Check it out before your friends do, kids. And if you’re in the Windy City, catch Rico with the Shacks at the Virgin Hotel on Sunday. You can bring your mom if you’re hot to please her on Mother’s Day.

MAGNET Exclusive: Premiere Of Curse Of Lono’s “Valentine”

Curse Of Lono formed in London three years ago, and we were fans shortly thereafter. The quintet, led by vocalist/guitarist Felix Bechtolsheimer, is back August 17 with sophomore album As I Fell, and the LP continues the band’s exploration of its patented Amerigothica sound—one that comfortably rides right alongside both Black Rebel Motorcycle Club and Drive-By Truckers. Speaking of the road, Curse Of Lono will be on tour all around Europe leading up to the release of As I Fell. (Tour dates below.) But in the meantime have no fear and loathing, as we have the first single from the LP ready for your listening pleasure today.

Says Bechtolsheimer of the track, ”Valentine’ is about the kind of murderous jealousy that twists you up until you don’t recognize yourself anymore. The sort of dejection that will make you do things you know you will regret. I think the vocal harmonies floating over the tribal beat, distorted bass and filthy baritone guitar going through a tiny 1950s Selmer practice amp really capture that feeling.”

We are proud to premiere ”Valentine” today on magnetmagazine.com.  If you don’t check it out now, you might do things you know you’ll regret.

May 17 — Alternative Escape (The Mesmerist), Brighton
May 24 — Fat Lil’s, Witney
May 25 — The Lexington, London
May 26 — Dot-To-Dot Festival, Bristol
May 30 — Sheffield Greystones
May 31 — Hug & Pint, Glasgow
June 1 — Gullivers, Manchester
June 2 — The Ent Shed, Bedford
June 22 — Isle Of Wight Festival, Isle Of Wight
July 7 — Maverick Festival, Suffolk
July 12 — Oltrivierenhof, Antwerp
July 14 — Paradiso, Amsterdam
July 18 — Fabrik, Hamburg
July 19 — Kaufleuten, Zürich
July 21 — The Sage, Gateshead

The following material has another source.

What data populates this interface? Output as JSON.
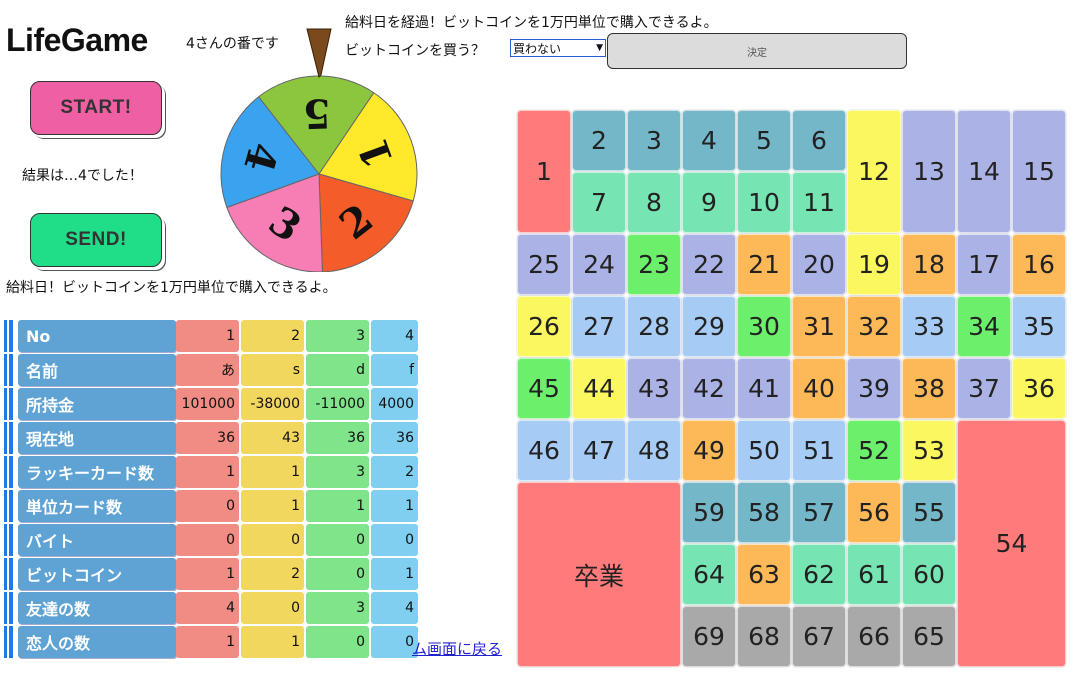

MAGNET Exclusive: Premiere Of S.M. Wolf’s “The Station” Video

On June 1, S.M. Wolf will release sophomore album Bad Ocean via People In A Position To Know (Joyful Noise’s sister label). Lead by multi-instrumentalist (and elementary-school special-education teacher) Adam Gross, S.M. Wolf is a one-off, one-man project that’s grown into a full-on band. The 11-track Bad Ocean finds the Indianapolis-based outfit mining the same power-pop-leaning territory of its previous releases but adding some Elephant 6-like instrumental touches (theremin, baritone guitar, air organ) that lend the proceedings a familiar ’60s feel. First single “The Station” is one of the LP’s highlights, a groovy, breezy indie-rocker whose subject matter is a little darker than the upbeat instrumentation would lead you to believe. “It’s about depression and trying to overcome it,” says Gross. “It’s about having ups and downs and the fact that we just have to keep on trudging forward in the face of whatever may come.”

S.M. Wolf just released a video for “The Station,” and like the band’s clip for “We All Decided No” (off 2015’s Neon Debris), it involves claymation. “I just kind of started playing with the clay and came up with this character,” says Gross. “At the time, I was pretty inspired by some of Art Clokey’s claymation shorts like Mandala. So I started animating this character walking through a desolate, post-apocalyptic style world, and it began to take shape and meaning almost on its own. I realized he was searching for something, yet that thing was undefined, and that he would keep encountering obstacles along the way that slowed him down or could’ve stopped him, but he always keeps going. It’s a little bit Sisyphus, which ended up relating to the song quite well.”

We are proud to premiere the video for “The Station” today on magnetmagazine.com. Check it out now, and catch S.M. Wolf live this summer.

6/1 – White Rabbit Cabaret, Indianapolis
6/15 – P H Â R M Â C Y, Philadelphia
6/24 – Surfside 7, Fort Collins, CO
6/25 – Kilby Court, Salt Lake City
6/27 – The Sunset, Seattle
7/2 – El Rio, San Francisco